Middle East respiratory
syndrome coronavirus (MERS-CoV) is a virus transferred to humans from infected
dromedary camels. It is a zoonotic virus, meaning it is transmitted between
animals and people, and it is contractable through direct or indirect contact
with infected animals. MERS-CoV has been identified in dromedaries in several
countries in the Middle East, Africa and South Asia. In total, 27 countries
have reported cases since 2012, leading to 858 known deaths due to the
infection and related complications.
The origins of the
virus are not fully understood but according to the analysis of different virus
genomes it is believed that it may have originated in bats and later transmitted
to camels at some point in the distant past.
Human-to-human transmission is possible, but only a few such transmissions have been found among family members living in the same household. In health care settings, however, human-to-human transmission appears to be more frequent.
range from showing no symptoms (asymptomatic) or mild respiratory symptoms to
severe acute respiratory disease and death.
presentation of MERS-CoV disease is fever, cough and shortness of breath.
Pneumonia is a common finding, but not always present. Gastrointestinal
symptoms, including diarrhoea, have also been reported. Severe illness can
cause respiratory failure that requires mechanical ventilation and support in
an intensive care unit. The virus appears to cause more severe disease in older
people, people with weakened immune systems and those with chronic diseases
such as renal disease, cancer, chronic lung disease, and diabetes.
Approximately 35% of
patients with MERS-CoV have died, but this may be an overestimate of the true
mortality rate, as mild cases of MERS may be missed by existing surveillance
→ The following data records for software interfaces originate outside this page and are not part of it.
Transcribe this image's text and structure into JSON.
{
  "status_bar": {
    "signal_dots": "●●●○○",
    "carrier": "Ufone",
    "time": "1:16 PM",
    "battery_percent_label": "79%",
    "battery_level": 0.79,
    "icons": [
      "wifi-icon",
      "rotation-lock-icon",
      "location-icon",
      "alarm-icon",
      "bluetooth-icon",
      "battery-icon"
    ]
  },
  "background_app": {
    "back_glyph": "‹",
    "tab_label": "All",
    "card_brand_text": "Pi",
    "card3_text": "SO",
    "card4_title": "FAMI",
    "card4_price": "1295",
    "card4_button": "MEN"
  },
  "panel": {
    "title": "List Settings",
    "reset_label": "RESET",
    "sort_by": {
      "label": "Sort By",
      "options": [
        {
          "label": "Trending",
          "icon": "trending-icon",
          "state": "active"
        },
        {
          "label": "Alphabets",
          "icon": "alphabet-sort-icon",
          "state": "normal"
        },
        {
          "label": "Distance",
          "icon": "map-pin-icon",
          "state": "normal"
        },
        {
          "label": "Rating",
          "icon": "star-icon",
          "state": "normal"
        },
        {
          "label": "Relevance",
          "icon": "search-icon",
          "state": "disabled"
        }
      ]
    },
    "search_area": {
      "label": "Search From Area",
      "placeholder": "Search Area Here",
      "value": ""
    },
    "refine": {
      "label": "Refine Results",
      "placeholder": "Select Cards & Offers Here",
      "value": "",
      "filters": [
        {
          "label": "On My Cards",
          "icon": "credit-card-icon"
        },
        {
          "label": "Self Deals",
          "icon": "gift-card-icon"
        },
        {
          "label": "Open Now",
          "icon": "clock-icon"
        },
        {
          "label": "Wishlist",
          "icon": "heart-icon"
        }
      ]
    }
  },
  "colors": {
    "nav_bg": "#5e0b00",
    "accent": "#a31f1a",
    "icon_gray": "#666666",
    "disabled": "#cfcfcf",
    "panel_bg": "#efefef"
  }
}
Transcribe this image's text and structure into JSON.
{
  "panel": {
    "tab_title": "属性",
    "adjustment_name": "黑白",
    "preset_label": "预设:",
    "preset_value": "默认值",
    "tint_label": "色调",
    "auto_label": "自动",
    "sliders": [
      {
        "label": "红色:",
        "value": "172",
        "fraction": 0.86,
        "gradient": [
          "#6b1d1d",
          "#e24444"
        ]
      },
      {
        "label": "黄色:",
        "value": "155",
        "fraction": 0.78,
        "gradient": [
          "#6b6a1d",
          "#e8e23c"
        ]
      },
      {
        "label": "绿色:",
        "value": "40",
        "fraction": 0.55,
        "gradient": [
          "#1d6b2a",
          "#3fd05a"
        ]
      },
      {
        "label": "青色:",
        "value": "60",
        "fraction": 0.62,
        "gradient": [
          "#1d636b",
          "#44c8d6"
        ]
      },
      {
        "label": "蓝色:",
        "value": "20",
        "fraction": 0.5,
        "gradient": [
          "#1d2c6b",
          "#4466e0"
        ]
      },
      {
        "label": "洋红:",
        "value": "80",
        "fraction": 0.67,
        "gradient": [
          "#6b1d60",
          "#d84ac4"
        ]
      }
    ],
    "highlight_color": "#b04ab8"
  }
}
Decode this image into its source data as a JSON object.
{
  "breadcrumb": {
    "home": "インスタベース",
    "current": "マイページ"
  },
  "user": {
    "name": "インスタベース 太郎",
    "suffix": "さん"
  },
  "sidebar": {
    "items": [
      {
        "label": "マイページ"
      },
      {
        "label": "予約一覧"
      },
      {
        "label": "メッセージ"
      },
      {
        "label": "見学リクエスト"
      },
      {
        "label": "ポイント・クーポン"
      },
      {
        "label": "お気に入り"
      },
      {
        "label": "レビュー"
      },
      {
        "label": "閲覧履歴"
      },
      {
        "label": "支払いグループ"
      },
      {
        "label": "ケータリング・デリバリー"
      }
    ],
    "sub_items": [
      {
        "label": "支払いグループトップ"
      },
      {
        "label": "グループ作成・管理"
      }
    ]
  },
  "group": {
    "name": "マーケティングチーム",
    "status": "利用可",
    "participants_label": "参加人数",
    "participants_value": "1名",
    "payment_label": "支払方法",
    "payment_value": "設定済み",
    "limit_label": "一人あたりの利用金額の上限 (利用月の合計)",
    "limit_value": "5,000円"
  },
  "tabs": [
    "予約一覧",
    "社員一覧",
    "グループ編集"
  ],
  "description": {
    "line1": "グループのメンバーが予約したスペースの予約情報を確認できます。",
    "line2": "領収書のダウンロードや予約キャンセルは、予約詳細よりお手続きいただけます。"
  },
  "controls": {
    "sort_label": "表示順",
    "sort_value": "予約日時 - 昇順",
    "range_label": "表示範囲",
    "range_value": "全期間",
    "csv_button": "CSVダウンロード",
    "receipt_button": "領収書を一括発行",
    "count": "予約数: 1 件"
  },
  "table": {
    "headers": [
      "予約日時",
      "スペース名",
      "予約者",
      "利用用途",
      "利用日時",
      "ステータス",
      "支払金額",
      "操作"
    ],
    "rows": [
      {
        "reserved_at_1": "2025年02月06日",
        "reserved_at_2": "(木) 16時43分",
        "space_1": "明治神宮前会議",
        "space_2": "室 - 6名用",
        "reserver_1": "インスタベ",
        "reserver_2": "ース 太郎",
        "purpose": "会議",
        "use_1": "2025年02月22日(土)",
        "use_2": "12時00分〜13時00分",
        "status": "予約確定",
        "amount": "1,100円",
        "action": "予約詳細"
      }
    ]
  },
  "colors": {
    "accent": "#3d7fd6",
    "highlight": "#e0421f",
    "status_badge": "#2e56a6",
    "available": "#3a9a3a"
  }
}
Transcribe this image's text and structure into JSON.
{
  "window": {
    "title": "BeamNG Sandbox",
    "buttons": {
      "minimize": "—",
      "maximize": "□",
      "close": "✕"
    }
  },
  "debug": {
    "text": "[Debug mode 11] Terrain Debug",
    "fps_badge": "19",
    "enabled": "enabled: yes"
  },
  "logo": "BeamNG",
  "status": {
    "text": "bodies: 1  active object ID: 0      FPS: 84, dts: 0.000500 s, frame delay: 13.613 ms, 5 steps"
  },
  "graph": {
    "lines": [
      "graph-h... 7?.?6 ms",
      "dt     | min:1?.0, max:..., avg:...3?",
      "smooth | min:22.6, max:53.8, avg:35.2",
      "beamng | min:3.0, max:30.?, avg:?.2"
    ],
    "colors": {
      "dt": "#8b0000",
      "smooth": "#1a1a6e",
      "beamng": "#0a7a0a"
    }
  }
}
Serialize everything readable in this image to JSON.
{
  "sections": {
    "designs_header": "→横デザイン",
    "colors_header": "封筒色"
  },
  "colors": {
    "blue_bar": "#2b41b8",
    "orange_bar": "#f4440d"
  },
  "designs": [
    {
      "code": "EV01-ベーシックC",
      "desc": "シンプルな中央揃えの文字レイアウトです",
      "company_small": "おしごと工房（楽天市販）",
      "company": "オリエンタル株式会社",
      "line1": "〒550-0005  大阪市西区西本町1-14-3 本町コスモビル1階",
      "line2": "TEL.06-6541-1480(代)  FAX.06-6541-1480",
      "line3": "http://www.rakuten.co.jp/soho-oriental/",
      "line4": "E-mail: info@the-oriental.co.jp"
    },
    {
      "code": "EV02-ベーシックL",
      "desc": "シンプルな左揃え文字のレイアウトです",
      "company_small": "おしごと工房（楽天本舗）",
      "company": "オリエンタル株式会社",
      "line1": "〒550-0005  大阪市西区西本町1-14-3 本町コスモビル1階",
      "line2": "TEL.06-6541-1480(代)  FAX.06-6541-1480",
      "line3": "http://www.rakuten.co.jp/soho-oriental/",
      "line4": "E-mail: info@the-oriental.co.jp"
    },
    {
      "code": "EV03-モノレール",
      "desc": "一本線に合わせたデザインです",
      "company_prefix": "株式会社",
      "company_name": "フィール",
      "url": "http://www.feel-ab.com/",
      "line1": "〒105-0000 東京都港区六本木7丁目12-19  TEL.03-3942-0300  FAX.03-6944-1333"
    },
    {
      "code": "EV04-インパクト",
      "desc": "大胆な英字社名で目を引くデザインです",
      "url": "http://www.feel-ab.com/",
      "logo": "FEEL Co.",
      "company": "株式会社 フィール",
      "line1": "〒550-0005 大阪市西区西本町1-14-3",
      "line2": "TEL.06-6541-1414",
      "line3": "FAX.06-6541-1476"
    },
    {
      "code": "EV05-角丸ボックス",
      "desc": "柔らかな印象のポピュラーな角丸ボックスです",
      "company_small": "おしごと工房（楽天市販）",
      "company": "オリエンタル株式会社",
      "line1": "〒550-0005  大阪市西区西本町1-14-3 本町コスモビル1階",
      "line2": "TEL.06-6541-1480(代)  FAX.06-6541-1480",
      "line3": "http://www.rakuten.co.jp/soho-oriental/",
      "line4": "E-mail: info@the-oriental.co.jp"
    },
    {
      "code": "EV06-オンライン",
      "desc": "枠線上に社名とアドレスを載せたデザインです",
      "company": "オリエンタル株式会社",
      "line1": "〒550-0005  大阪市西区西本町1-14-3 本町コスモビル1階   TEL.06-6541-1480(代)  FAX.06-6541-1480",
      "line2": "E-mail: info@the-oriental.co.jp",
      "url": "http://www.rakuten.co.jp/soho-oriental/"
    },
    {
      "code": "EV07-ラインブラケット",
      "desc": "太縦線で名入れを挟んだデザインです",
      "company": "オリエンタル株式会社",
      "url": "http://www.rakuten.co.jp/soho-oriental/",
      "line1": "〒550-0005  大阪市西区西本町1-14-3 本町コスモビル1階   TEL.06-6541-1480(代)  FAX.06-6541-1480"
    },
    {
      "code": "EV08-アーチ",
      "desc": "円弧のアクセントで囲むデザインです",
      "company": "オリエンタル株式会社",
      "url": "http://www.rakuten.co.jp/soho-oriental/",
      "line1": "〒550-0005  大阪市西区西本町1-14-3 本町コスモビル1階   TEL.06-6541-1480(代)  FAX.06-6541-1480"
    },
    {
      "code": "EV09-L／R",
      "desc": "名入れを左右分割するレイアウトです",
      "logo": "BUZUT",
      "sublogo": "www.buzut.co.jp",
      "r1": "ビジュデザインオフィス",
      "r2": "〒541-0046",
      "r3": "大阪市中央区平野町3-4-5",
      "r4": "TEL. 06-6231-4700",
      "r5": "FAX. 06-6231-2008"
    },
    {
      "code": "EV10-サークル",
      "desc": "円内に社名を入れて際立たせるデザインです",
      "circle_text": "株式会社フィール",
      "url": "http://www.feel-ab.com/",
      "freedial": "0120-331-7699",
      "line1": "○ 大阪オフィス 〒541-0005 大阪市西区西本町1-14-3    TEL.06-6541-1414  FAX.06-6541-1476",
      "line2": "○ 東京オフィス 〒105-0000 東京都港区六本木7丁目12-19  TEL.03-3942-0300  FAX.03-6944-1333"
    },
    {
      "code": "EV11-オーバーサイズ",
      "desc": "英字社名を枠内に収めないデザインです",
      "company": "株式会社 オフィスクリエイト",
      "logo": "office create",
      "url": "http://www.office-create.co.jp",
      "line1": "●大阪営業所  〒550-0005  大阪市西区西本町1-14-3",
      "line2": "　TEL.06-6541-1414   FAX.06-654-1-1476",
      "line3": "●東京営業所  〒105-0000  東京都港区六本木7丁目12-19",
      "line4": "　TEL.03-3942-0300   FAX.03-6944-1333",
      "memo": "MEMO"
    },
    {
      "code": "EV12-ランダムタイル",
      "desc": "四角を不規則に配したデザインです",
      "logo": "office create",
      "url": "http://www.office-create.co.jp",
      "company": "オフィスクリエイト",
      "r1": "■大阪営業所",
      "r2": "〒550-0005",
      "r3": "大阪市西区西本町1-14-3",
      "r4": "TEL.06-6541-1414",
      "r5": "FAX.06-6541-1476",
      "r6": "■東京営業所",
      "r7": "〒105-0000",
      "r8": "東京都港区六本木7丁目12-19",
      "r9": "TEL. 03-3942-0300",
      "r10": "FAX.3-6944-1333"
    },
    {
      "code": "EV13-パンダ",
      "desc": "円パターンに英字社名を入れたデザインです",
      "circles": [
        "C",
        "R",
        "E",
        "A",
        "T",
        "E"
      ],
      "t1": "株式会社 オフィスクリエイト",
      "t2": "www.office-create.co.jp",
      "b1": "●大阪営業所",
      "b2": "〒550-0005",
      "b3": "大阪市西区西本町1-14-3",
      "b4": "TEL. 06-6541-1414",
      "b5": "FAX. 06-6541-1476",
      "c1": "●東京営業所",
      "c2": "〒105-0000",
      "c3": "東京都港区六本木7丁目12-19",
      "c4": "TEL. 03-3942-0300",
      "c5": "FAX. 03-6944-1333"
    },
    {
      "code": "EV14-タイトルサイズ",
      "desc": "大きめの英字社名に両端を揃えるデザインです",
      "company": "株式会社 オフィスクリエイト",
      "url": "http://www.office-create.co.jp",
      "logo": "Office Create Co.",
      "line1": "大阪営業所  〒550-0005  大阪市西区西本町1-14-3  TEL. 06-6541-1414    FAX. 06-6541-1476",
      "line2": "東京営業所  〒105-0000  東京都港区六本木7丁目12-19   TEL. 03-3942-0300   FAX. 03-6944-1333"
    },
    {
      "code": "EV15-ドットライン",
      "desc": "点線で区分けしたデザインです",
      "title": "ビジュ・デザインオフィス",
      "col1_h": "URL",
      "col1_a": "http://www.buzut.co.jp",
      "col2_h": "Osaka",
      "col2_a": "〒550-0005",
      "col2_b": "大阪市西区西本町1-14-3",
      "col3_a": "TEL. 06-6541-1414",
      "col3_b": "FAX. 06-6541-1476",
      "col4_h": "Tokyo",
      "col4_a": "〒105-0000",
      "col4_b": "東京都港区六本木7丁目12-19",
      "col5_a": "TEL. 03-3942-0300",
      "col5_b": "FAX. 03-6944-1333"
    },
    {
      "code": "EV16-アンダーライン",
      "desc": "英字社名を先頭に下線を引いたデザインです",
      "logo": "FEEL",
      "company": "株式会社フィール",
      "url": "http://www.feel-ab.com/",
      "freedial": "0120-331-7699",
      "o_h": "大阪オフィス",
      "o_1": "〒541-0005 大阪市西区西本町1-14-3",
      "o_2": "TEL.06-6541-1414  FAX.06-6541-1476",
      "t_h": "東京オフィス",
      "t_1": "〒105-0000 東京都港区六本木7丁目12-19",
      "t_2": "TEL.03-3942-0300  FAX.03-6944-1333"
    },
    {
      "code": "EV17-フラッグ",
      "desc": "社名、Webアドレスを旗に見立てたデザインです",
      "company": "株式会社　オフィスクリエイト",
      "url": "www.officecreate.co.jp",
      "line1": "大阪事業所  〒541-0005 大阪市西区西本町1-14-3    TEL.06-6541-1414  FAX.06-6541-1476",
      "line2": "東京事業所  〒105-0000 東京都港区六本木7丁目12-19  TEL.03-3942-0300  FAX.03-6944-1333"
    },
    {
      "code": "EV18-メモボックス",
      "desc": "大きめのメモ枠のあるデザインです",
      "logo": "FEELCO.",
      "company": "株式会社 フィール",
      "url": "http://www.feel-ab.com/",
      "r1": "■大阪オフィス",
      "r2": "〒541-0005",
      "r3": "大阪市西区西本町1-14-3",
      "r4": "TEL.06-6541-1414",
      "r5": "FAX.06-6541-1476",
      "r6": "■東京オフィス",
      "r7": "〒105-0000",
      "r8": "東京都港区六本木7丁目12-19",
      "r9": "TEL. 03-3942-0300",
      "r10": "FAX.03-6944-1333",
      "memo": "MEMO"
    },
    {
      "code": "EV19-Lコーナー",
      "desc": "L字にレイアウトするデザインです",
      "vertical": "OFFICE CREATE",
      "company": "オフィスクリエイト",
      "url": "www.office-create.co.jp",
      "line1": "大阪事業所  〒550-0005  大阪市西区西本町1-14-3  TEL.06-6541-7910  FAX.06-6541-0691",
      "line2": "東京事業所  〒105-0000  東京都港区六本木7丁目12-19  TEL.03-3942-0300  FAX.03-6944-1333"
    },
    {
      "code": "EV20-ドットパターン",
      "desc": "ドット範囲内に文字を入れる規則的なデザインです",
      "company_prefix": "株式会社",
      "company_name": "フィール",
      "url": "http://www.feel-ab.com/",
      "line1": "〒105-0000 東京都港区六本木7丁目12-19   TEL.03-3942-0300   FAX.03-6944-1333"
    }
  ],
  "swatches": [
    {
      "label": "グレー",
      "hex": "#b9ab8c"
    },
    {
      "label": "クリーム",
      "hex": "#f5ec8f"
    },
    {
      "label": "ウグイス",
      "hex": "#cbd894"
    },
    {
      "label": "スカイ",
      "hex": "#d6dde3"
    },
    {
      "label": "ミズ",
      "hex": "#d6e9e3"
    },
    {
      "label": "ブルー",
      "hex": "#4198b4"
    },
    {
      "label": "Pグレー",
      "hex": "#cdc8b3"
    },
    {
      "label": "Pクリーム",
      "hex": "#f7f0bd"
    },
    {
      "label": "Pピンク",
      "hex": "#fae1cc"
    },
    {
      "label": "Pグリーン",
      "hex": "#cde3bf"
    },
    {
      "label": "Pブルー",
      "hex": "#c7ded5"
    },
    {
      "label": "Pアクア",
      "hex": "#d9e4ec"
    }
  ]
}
systems. The case fatality rates are currently counted only amongst the
Until more is understood about MERS-CoV, people with diabetes, renal failure, chronic lung disease and immunocompromised persons are considered at high risk of severe disease from MERS-CoV infection. These people should avoid contact with camels, drinking raw camel milk or camel urine, or eating meat that has not been properly cooked.
No vaccine or specific treatment is currently available, although several MERS-CoV specific vaccines and treatments are in development. Treatment is supportive and based on the patient’s clinical condition.
As a general precaution, anyone visiting farms, markets, barns, or other places where dromedary camels and other animals are present should practice general hygiene measures, including regular hand washing before and after touching animals and avoiding
contact with sick animals.
The consumption of raw or undercooked animal products, including milk and meat, carries a high risk of infection that can cause disease in humans. Animal products that are processed appropriately through cooking or pasteurization are safe for consumption but should also be handled with care to avoid cross contamination with uncooked foods. Camel meat and camel milk are nutritious products that can continue to be consumed after pasteurization, cooking or other heat treatments.
Transmission of the virus has occurred in health care facilities in several countries, including transmission from patients to health care providers and transmission between patients before MERS-CoV was diagnosed. It is not always possible to identify patients with MERS‐CoV early or without testing because symptoms and other clinical features may be non‐specific.